Europe and the Third Wave of Globalization
How will large demographic shifts in developing countries impact Europe?
October 8, 2003
Would you believe that in 2003, capital exports to the world's developing countries in relative terms are still smaller than they were back in 1945?
Well, the good news is this: Over time, this will change.
Developing countries will need capital from industrialized countries to finance their investment needs — and we will need the return on that capital for our pensions.
This will be the global new deal. Financial issues aside, we have to realize that migration is far more limited now than it was in earlier stages of globalization.
In that first wave up to 1914, approximately 10% of the population of the world moved from one country to another — and in many cases from one continent to another.
The millions that went from Europe to America are only a small part of this great story. In our present third wave of globalization, so far only 2% of the global population has moved across borders.
It is one of the safest of predictions that this figure will increase in the decades ahead. And it is equally safe to assume that this will have a profound effect on the future of Europe.
There is no holding back the tide. Just consider that the United States alone makes more than 1.5 million arrests along the Rio Grande border to Mexico every year.
Still, the country's Hispanic population just continues to grow. There are more Hispanics in the United States than the entire population of Canada.
A metropolis like Los Angeles is turning Hispanic in more than just its name. For Europe, the situation is even more demanding. Look at our “near abroad.”
To the EU's East, we have Russia — a country in dramatic demographic decline.
But to our South and Southeast, we have a Muslim and Arab world — and it is in the midst of a demographic explosion.
Today, the 22 Arab countries have a population of approximately 280 million people. But within two decades, this is likely to grow to approximately 450 million.
It's a region with a greater proportion of young people than any other in the world. Today, 38% of its population is below 14 years of age.
And while the population of Arab countries is exploding, their economies are stagnating. During the last two decades, the Arab world has had the weakest economic development of any region in the world — with the exception of sub-Saharan Africa.
Worse, even the abundance of fossil fuel resources has not prevented its economic standard from radically declining in compared to the rest of the world.
The combined exports of Arab countries — excluding energy — are no larger than the exports of Finland. Their combined economies including energy are no larger than that of Spain.
The barriers to growth are big. Seven of the ten largest Arab League member countries are still outside the World Trade Organization.
A third of the women in these countries can't read or write. And the region has the lowest Internet penetration of any region of the world — including sub-Saharan Africa.
If we leave the profound political issues of what we once used to call the Fertile Crescent apart we still have reason for deep concern.
That crescent encompasses the state of the lands of Mesopotamia (after three decades of dictatorship, two decades of de facto war and one decade of devastating sanctions).

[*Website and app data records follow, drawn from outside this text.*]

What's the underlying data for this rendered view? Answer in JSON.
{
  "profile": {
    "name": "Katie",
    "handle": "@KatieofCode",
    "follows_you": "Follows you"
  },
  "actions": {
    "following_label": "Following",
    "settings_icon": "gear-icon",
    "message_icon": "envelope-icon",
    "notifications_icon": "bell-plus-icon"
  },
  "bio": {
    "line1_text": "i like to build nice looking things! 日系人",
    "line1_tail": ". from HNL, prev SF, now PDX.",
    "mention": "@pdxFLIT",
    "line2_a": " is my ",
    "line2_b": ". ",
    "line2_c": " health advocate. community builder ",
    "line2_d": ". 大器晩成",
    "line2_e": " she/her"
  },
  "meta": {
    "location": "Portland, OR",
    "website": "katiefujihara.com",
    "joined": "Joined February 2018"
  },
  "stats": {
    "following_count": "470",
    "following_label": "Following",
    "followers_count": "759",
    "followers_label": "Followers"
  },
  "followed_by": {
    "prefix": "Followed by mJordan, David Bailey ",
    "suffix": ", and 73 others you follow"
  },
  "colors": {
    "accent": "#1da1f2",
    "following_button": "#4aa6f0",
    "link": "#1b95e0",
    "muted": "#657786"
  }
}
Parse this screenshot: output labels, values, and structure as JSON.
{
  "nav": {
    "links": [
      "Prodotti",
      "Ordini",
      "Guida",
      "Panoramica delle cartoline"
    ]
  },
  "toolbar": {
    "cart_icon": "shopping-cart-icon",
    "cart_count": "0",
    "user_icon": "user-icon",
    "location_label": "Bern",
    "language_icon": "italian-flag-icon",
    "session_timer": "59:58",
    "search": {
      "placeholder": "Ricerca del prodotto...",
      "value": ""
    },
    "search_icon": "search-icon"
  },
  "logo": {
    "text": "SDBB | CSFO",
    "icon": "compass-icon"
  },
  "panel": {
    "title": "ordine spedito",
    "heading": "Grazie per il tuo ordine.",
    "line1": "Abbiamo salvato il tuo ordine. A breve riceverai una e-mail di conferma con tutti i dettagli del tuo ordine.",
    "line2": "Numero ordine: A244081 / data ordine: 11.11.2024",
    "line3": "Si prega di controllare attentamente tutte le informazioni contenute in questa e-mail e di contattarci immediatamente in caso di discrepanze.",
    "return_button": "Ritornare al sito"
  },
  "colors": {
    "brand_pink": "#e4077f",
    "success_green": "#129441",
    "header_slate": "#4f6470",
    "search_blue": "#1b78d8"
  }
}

It also includes the state of the lands of the Jordan River — even as the relationship between Jews and Palestinians continue to deteriorate.
With all this in mind, it's not difficult to see the near certainty of economic and social implosions that will lead to political explosions that could cause millions to seek their future somewhere else.
A recent UN survey indicated that half of the population wanted to leave the Arab countries and the region. However much they might dream of Manhattan, they are more likely to end up in the suburbs of Milano, Marseilles, Manchester or Munich.
By the same token, whatever their numbers will be in the years to come, success or failure in integrating them could decide the inner stability and security of our societies some decades into the future.
There are already 50 mosques in Berlin, and more than 150 mosques in London. It is no longer a question of whether we will live with Islam in our societies — but how we will do it.
Either there will develop an Islam of the ghettoes that will risk breeding fundamentalism and conflict. Or there will develop an Islam of Europe that combines its own beliefs with the values of ways of our modern secular societies
I need not elaborate on the importance of this. As we ask ourselves whether Europe is ready for the future, the pressure is truly on. Why? Evidently, all of these issues come together.
That is why we must move forward with the federation of nation states, encompassing all of Europe to the West of Russia and the Ukraine.
We have failed to address properly the required economic revolution. And we have yet to grasp fully the magnitude and the consequences of the demographic revolution we will see in our own European societies.
Nor have we considered the significance of the large demographic shifts both in our relationship to the United States — and in the impact that it will have in the "near abroad" of ours that is the Greater Middle East.
Thus, we have no reason to be complacent. The tasks ahead are even greater than the tasks that are behind us. Clearly, we are not yet ready for the future.
The challenges ahead require an open debate, a profound search for new ways and a political leadership that is truly European and profoundly visionary.
Foreign Minister of Sweden Carl Bildt has served as Sweden’s foreign minister since October 2006. He was the country’s prime minister from 1991 to 1994. During his tenure as prime minister, Mr. Bildt negotiated Sweden’s accession to the European Union, an agreement he signed in June 1994. He also undertook far-reaching liberalization and structural reforms […]